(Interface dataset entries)
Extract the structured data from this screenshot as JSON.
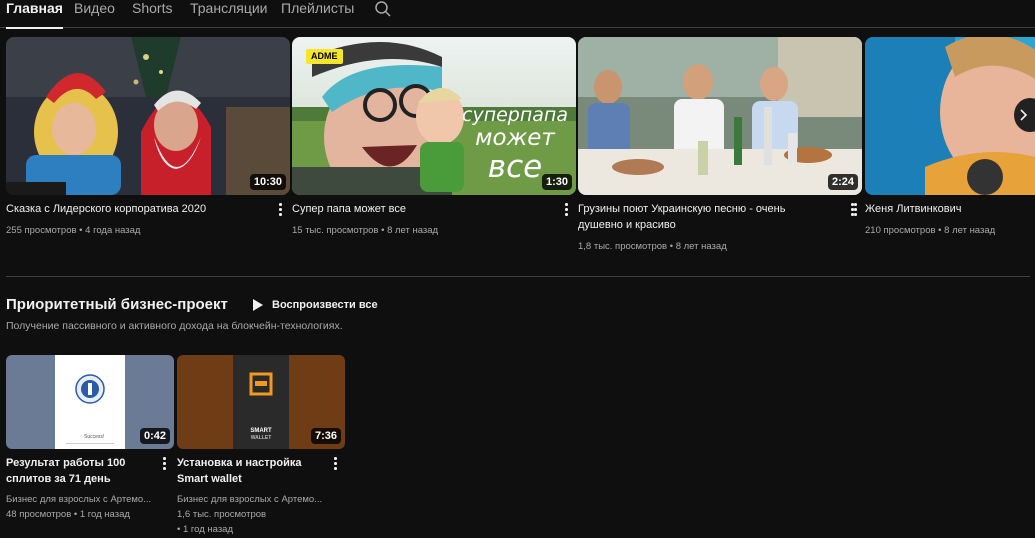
{
  "tabs": [
    {
      "label": "Главная",
      "active": true
    },
    {
      "label": "Видео",
      "active": false
    },
    {
      "label": "Shorts",
      "active": false
    },
    {
      "label": "Трансляции",
      "active": false
    },
    {
      "label": "Плейлисты",
      "active": false
    }
  ],
  "videos": [
    {
      "title": "Сказка с Лидерского корпоратива 2020",
      "duration": "10:30",
      "views": "255 просмотров",
      "age": "4 года назад"
    },
    {
      "title": "Супер папа может все",
      "duration": "1:30",
      "views": "15 тыс. просмотров",
      "age": "8 лет назад",
      "badge": "ADME",
      "overlay_lines": [
        "суперпапа",
        "может",
        "все"
      ]
    },
    {
      "title_lines": [
        "Грузины поют Украинскую песню - очень",
        "душевно и красиво"
      ],
      "duration": "2:24",
      "views": "1,8 тыс. просмотров",
      "age": "8 лет назад"
    },
    {
      "title": "Женя Литвинкович",
      "duration": "",
      "views": "210 просмотров",
      "age": "8 лет назад"
    }
  ],
  "shelf": {
    "title": "Приоритетный бизнес-проект",
    "play_all": "Воспроизвести все",
    "description": "Получение пассивного и активного дохода на блокчейн-технологиях.",
    "videos": [
      {
        "title_lines": [
          "Результат работы 100",
          "сплитов за 71 день"
        ],
        "duration": "0:42",
        "channel": "Бизнес для взрослых с Артемо...",
        "views": "48 просмотров",
        "age": "1 год назад",
        "thumb_text": "Success!"
      },
      {
        "title_lines": [
          "Установка и настройка",
          "Smart wallet"
        ],
        "duration": "7:36",
        "channel": "Бизнес для взрослых с Артемо...",
        "views": "1,6 тыс. просмотров",
        "age": "1 год назад",
        "thumb_text_lines": [
          "SMART",
          "WALLET"
        ]
      }
    ]
  },
  "meta_separator": "•",
  "colors": {
    "background": "#0f0f0f",
    "text": "#f1f1f1",
    "secondary_text": "#aaaaaa",
    "divider": "#3f3f3f",
    "badge": "#f5e52d"
  }
}
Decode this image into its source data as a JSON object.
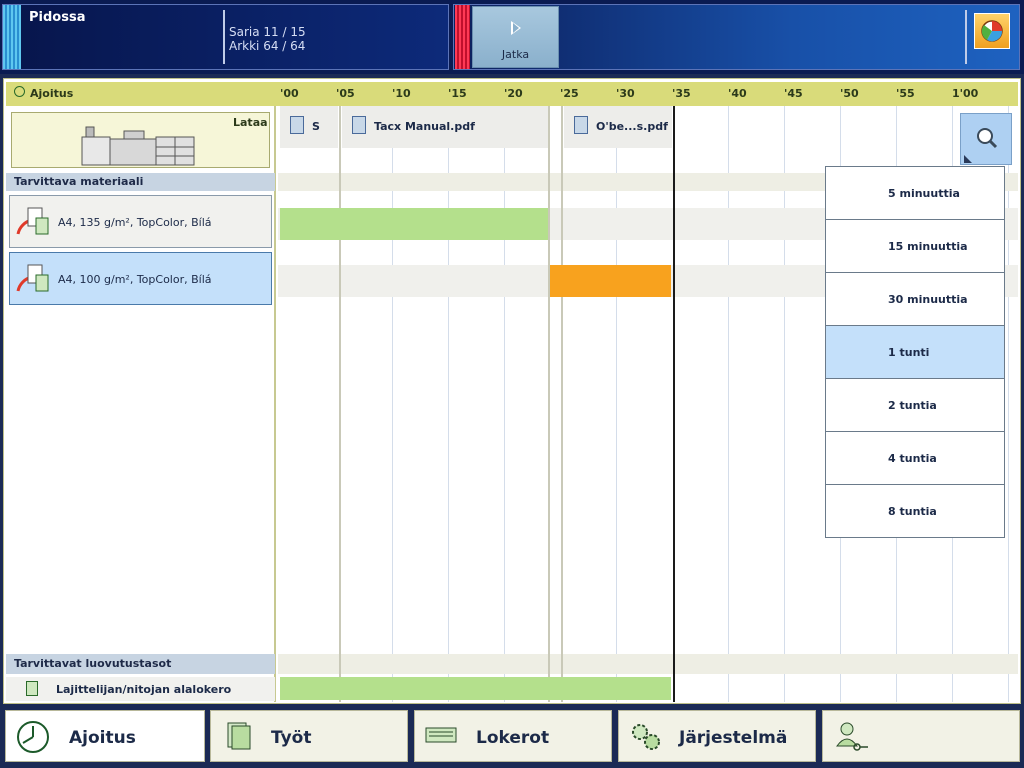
{
  "status": {
    "title": "Pidossa",
    "set_line": "Saria 11 / 15",
    "sheet_line": "Arkki 64 / 64"
  },
  "controls": {
    "continue_label": "Jatka"
  },
  "schedule": {
    "header_label": "Ajoitus",
    "ticks": [
      "'00",
      "'05",
      "'10",
      "'15",
      "'20",
      "'25",
      "'30",
      "'35",
      "'40",
      "'45",
      "'50",
      "'55",
      "1'00"
    ],
    "load_label": "Lataa",
    "materials_header": "Tarvittava materiaali",
    "materials": [
      {
        "label": "A4",
        "detail": ", 135 g/m², TopColor, Bílá"
      },
      {
        "label": "A4",
        "detail": ", 100 g/m², TopColor, Bílá"
      }
    ],
    "jobs": [
      {
        "name": "S"
      },
      {
        "name": "Tacx Manual.pdf"
      },
      {
        "name": "O'be...s.pdf"
      }
    ],
    "outputs_header": "Tarvittavat luovutustasot",
    "output_tray": "Lajittelijan/nitojan alalokero",
    "colors": {
      "green_bar": "#b4e08c",
      "orange_bar": "#f8a21e",
      "selected": "#c4e0fa"
    }
  },
  "zoom_menu": {
    "options": [
      "5 minuuttia",
      "15 minuuttia",
      "30 minuuttia",
      "1 tunti",
      "2 tuntia",
      "4 tuntia",
      "8 tuntia"
    ],
    "selected": "1 tunti"
  },
  "nav": {
    "tabs": [
      {
        "label": "Ajoitus",
        "icon": "clock-icon"
      },
      {
        "label": "Työt",
        "icon": "document-icon"
      },
      {
        "label": "Lokerot",
        "icon": "tray-icon"
      },
      {
        "label": "Järjestelmä",
        "icon": "gears-icon"
      },
      {
        "label": "",
        "icon": "user-key-icon"
      }
    ]
  }
}
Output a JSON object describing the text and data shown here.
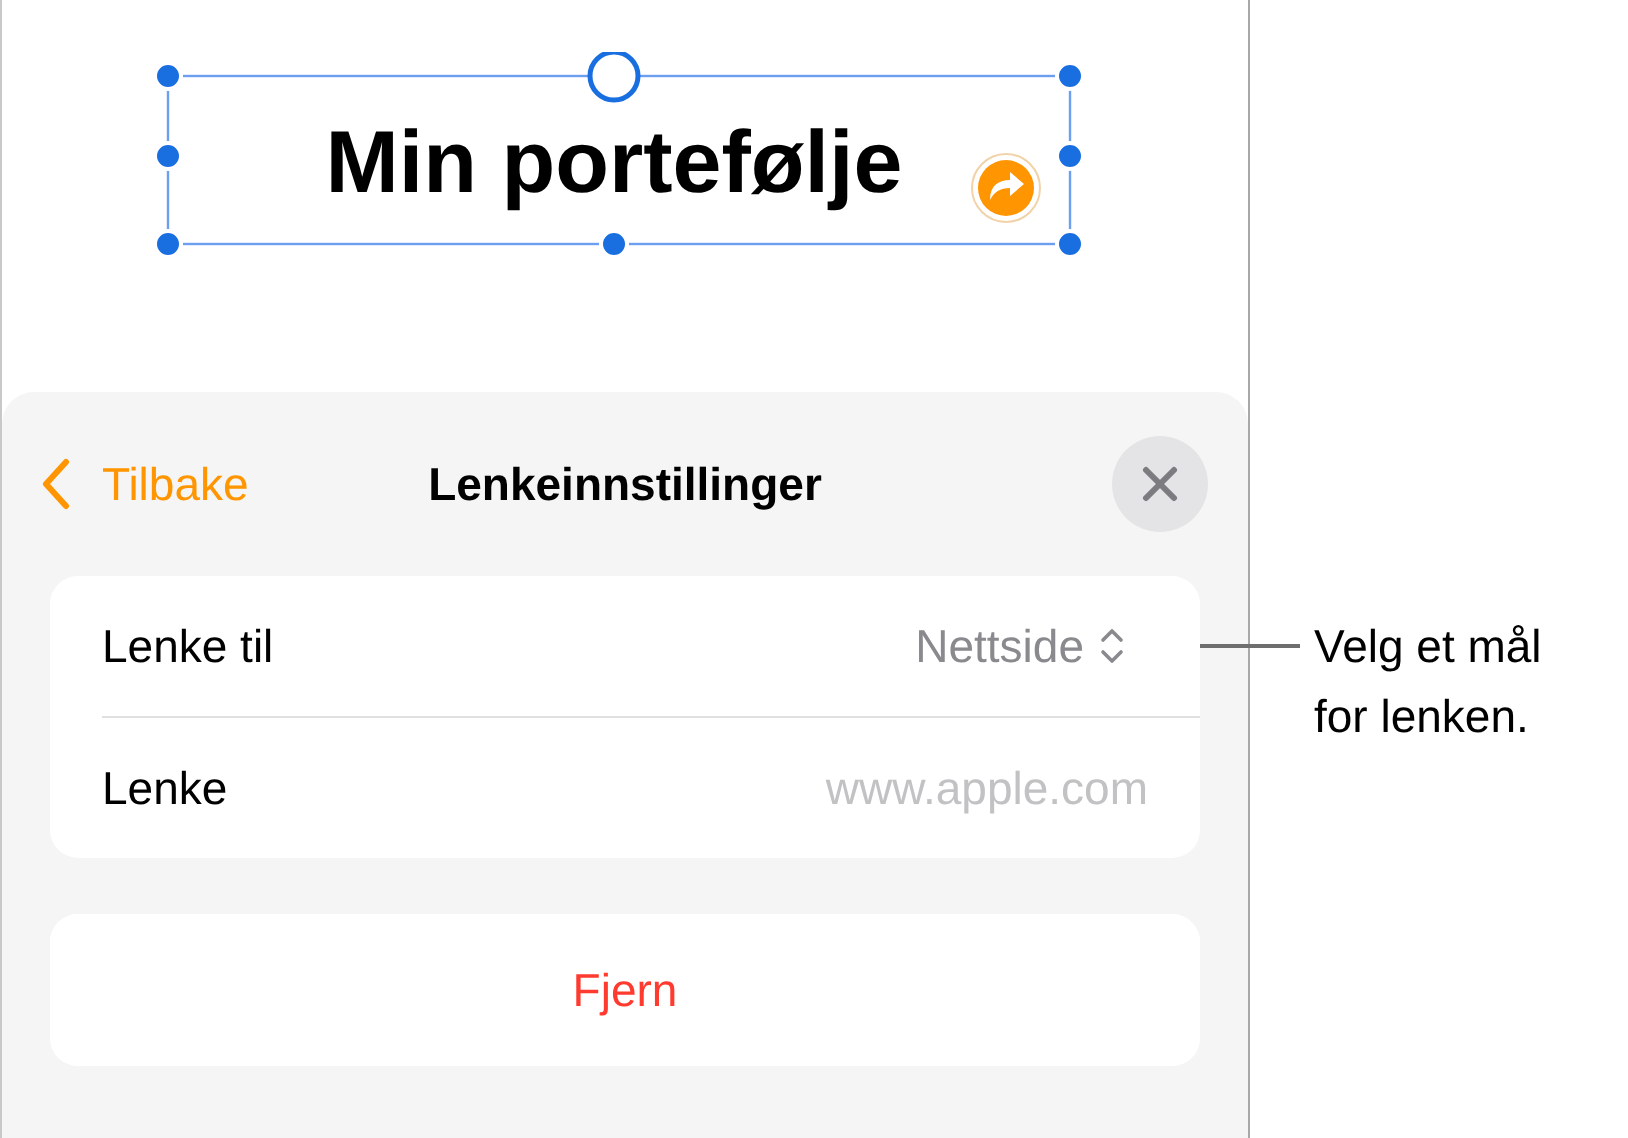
{
  "canvas": {
    "title": "Min portefølje"
  },
  "sheet": {
    "back": "Tilbake",
    "title": "Lenkeinnstillinger"
  },
  "rows": [
    {
      "kind": "picker",
      "label": "Lenke til",
      "value": "Nettside"
    },
    {
      "kind": "field",
      "label": "Lenke",
      "placeholder": "www.apple.com"
    }
  ],
  "remove_button": "Fjern",
  "callout": "Velg et mål for lenken."
}
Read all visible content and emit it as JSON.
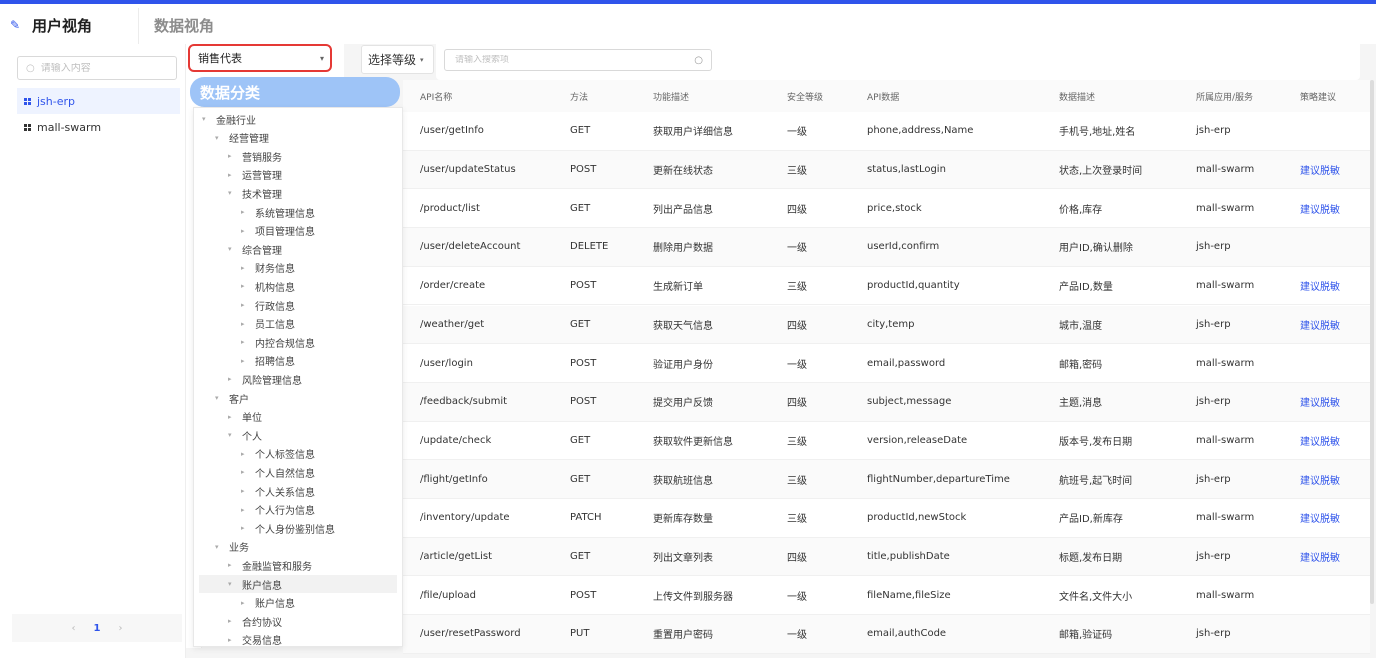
{
  "tabs": {
    "user_view": "用户视角",
    "data_view": "数据视角"
  },
  "sidebar": {
    "search_placeholder": "请输入内容",
    "apps": [
      "jsh-erp",
      "mall-swarm"
    ],
    "pager": {
      "prev": "‹",
      "page": "1",
      "next": "›"
    }
  },
  "filters": {
    "role_value": "销售代表",
    "level_label": "选择等级",
    "api_search_placeholder": "请输入搜索项"
  },
  "tree": {
    "title": "数据分类",
    "nodes": [
      {
        "label": "金融行业",
        "level": 0,
        "expanded": true
      },
      {
        "label": "经营管理",
        "level": 1,
        "expanded": true
      },
      {
        "label": "营销服务",
        "level": 2,
        "expanded": false
      },
      {
        "label": "运营管理",
        "level": 2,
        "expanded": false
      },
      {
        "label": "技术管理",
        "level": 2,
        "expanded": true
      },
      {
        "label": "系统管理信息",
        "level": 3,
        "expanded": false
      },
      {
        "label": "项目管理信息",
        "level": 3,
        "expanded": false
      },
      {
        "label": "综合管理",
        "level": 2,
        "expanded": true
      },
      {
        "label": "财务信息",
        "level": 3,
        "expanded": false
      },
      {
        "label": "机构信息",
        "level": 3,
        "expanded": false
      },
      {
        "label": "行政信息",
        "level": 3,
        "expanded": false
      },
      {
        "label": "员工信息",
        "level": 3,
        "expanded": false
      },
      {
        "label": "内控合规信息",
        "level": 3,
        "expanded": false
      },
      {
        "label": "招聘信息",
        "level": 3,
        "expanded": false
      },
      {
        "label": "风险管理信息",
        "level": 2,
        "expanded": false
      },
      {
        "label": "客户",
        "level": 1,
        "expanded": true
      },
      {
        "label": "单位",
        "level": 2,
        "expanded": false
      },
      {
        "label": "个人",
        "level": 2,
        "expanded": true
      },
      {
        "label": "个人标签信息",
        "level": 3,
        "expanded": false
      },
      {
        "label": "个人自然信息",
        "level": 3,
        "expanded": false
      },
      {
        "label": "个人关系信息",
        "level": 3,
        "expanded": false
      },
      {
        "label": "个人行为信息",
        "level": 3,
        "expanded": false
      },
      {
        "label": "个人身份鉴别信息",
        "level": 3,
        "expanded": false
      },
      {
        "label": "业务",
        "level": 1,
        "expanded": true
      },
      {
        "label": "金融监管和服务",
        "level": 2,
        "expanded": false
      },
      {
        "label": "账户信息",
        "level": 2,
        "expanded": true,
        "selected": true
      },
      {
        "label": "账户信息",
        "level": 3,
        "expanded": false
      },
      {
        "label": "合约协议",
        "level": 2,
        "expanded": false
      },
      {
        "label": "交易信息",
        "level": 2,
        "expanded": false
      }
    ]
  },
  "table": {
    "headers": [
      "API名称",
      "方法",
      "功能描述",
      "安全等级",
      "API数据",
      "数据描述",
      "所属应用/服务",
      "策略建议"
    ],
    "rows": [
      [
        "/user/getInfo",
        "GET",
        "获取用户详细信息",
        "一级",
        "phone,address,Name",
        "手机号,地址,姓名",
        "jsh-erp",
        ""
      ],
      [
        "/user/updateStatus",
        "POST",
        "更新在线状态",
        "三级",
        "status,lastLogin",
        "状态,上次登录时间",
        "mall-swarm",
        "建议脱敏"
      ],
      [
        "/product/list",
        "GET",
        "列出产品信息",
        "四级",
        "price,stock",
        "价格,库存",
        "mall-swarm",
        "建议脱敏"
      ],
      [
        "/user/deleteAccount",
        "DELETE",
        "删除用户数据",
        "一级",
        "userId,confirm",
        "用户ID,确认删除",
        "jsh-erp",
        ""
      ],
      [
        "/order/create",
        "POST",
        "生成新订单",
        "三级",
        "productId,quantity",
        "产品ID,数量",
        "mall-swarm",
        "建议脱敏"
      ],
      [
        "/weather/get",
        "GET",
        "获取天气信息",
        "四级",
        "city,temp",
        "城市,温度",
        "jsh-erp",
        "建议脱敏"
      ],
      [
        "/user/login",
        "POST",
        "验证用户身份",
        "一级",
        "email,password",
        "邮箱,密码",
        "mall-swarm",
        ""
      ],
      [
        "/feedback/submit",
        "POST",
        "提交用户反馈",
        "四级",
        "subject,message",
        "主题,消息",
        "jsh-erp",
        "建议脱敏"
      ],
      [
        "/update/check",
        "GET",
        "获取软件更新信息",
        "三级",
        "version,releaseDate",
        "版本号,发布日期",
        "mall-swarm",
        "建议脱敏"
      ],
      [
        "/flight/getInfo",
        "GET",
        "获取航班信息",
        "三级",
        "flightNumber,departureTime",
        "航班号,起飞时间",
        "jsh-erp",
        "建议脱敏"
      ],
      [
        "/inventory/update",
        "PATCH",
        "更新库存数量",
        "三级",
        "productId,newStock",
        "产品ID,新库存",
        "mall-swarm",
        "建议脱敏"
      ],
      [
        "/article/getList",
        "GET",
        "列出文章列表",
        "四级",
        "title,publishDate",
        "标题,发布日期",
        "jsh-erp",
        "建议脱敏"
      ],
      [
        "/file/upload",
        "POST",
        "上传文件到服务器",
        "一级",
        "fileName,fileSize",
        "文件名,文件大小",
        "mall-swarm",
        ""
      ],
      [
        "/user/resetPassword",
        "PUT",
        "重置用户密码",
        "一级",
        "email,authCode",
        "邮箱,验证码",
        "jsh-erp",
        ""
      ]
    ]
  },
  "colors": {
    "accent": "#2f54eb",
    "highlight_border": "#e53935",
    "tree_header": "#9ec4f7"
  }
}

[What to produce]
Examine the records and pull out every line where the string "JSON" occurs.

[Response area]
Extract the structured data from this screenshot as JSON.
Decode this image into its source data as a JSON object.
Output a JSON object describing the text and data shown here.
Read all visible content and emit it as JSON.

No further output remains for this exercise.